Element data from apps and pages:
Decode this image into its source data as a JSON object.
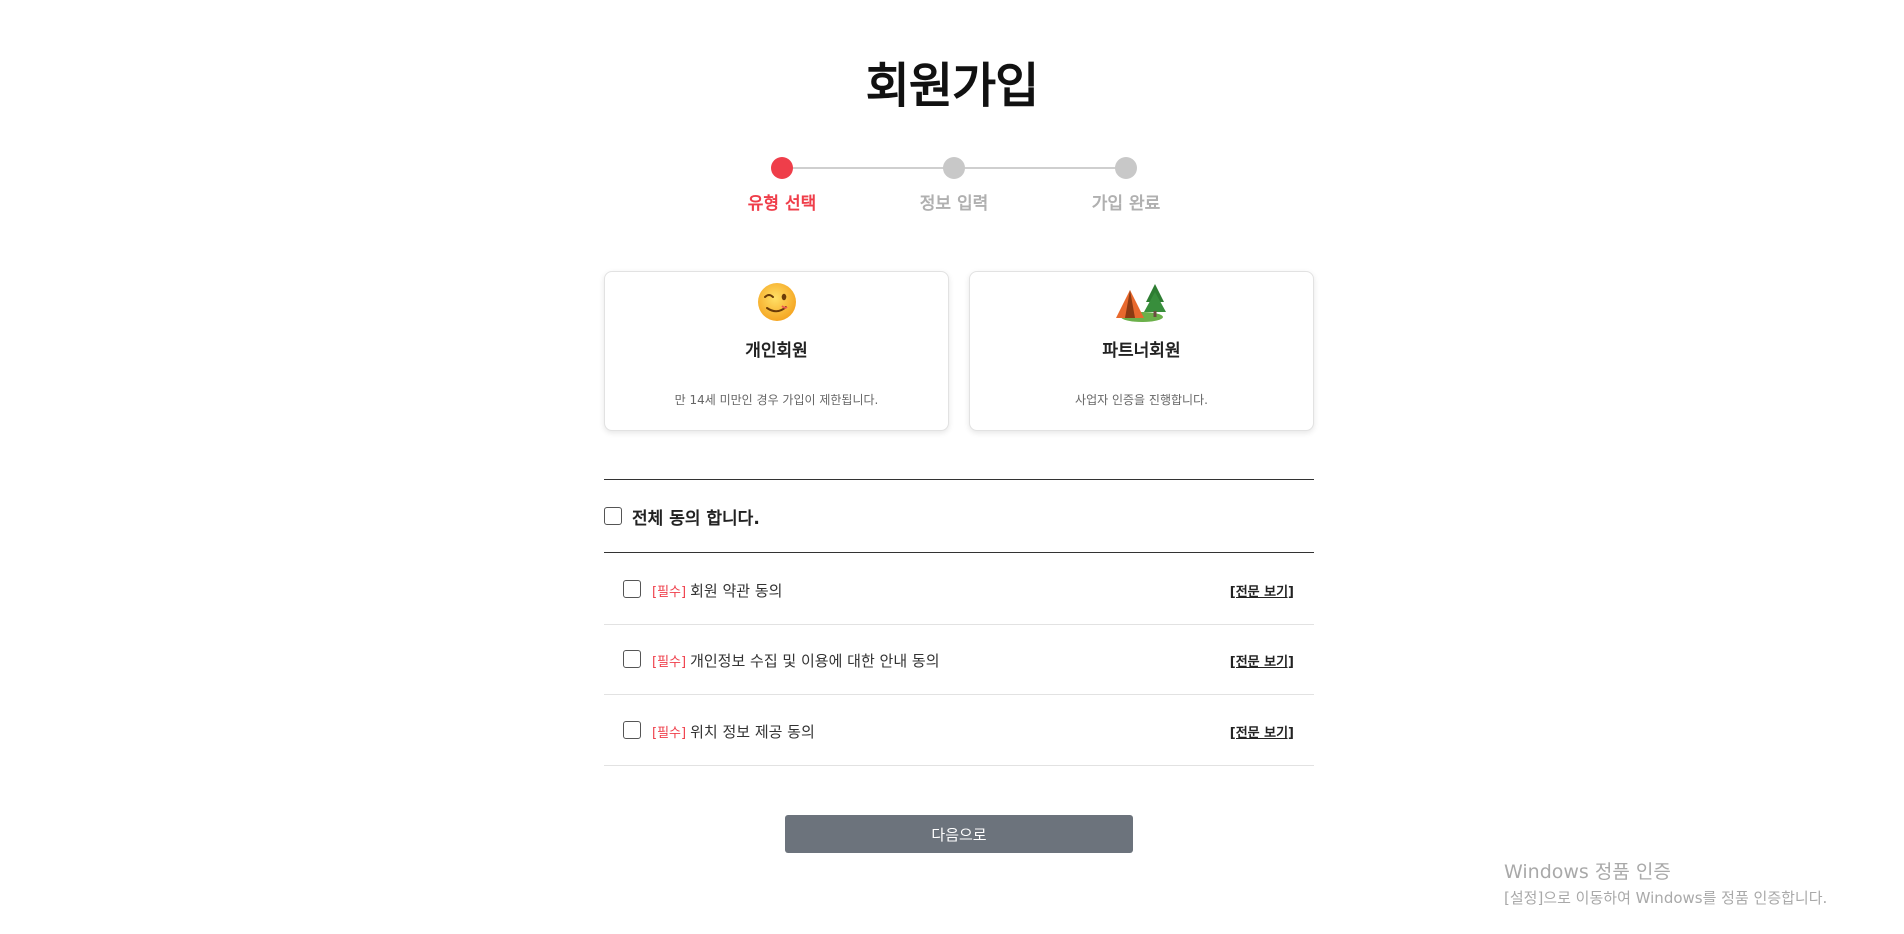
{
  "page": {
    "title": "회원가입"
  },
  "stepper": {
    "steps": [
      {
        "label": "유형 선택",
        "active": true
      },
      {
        "label": "정보 입력",
        "active": false
      },
      {
        "label": "가입 완료",
        "active": false
      }
    ],
    "active_color": "#ef3e4a",
    "inactive_color": "#c8c8c8"
  },
  "member_types": [
    {
      "icon": "winking-face-icon",
      "title": "개인회원",
      "desc": "만 14세 미만인 경우 가입이 제한됩니다."
    },
    {
      "icon": "tent-camping-icon",
      "title": "파트너회원",
      "desc": "사업자 인증을 진행합니다."
    }
  ],
  "agreement": {
    "all_label": "전체 동의 합니다.",
    "terms": [
      {
        "required_tag": "[필수]",
        "label": "회원 약관 동의",
        "view_label": "[전문 보기]"
      },
      {
        "required_tag": "[필수]",
        "label": "개인정보 수집 및 이용에 대한 안내 동의",
        "view_label": "[전문 보기]"
      },
      {
        "required_tag": "[필수]",
        "label": "위치 정보 제공 동의",
        "view_label": "[전문 보기]"
      }
    ]
  },
  "next_button": {
    "label": "다음으로",
    "color": "#6c737c"
  },
  "os_watermark": {
    "line1": "Windows 정품 인증",
    "line2": "[설정]으로 이동하여 Windows를 정품 인증합니다."
  }
}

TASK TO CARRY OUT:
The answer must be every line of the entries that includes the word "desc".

RESULT OF THIS TASK:
      "desc": "만 14세 미만인 경우 가입이 제한됩니다."
      "desc": "사업자 인증을 진행합니다."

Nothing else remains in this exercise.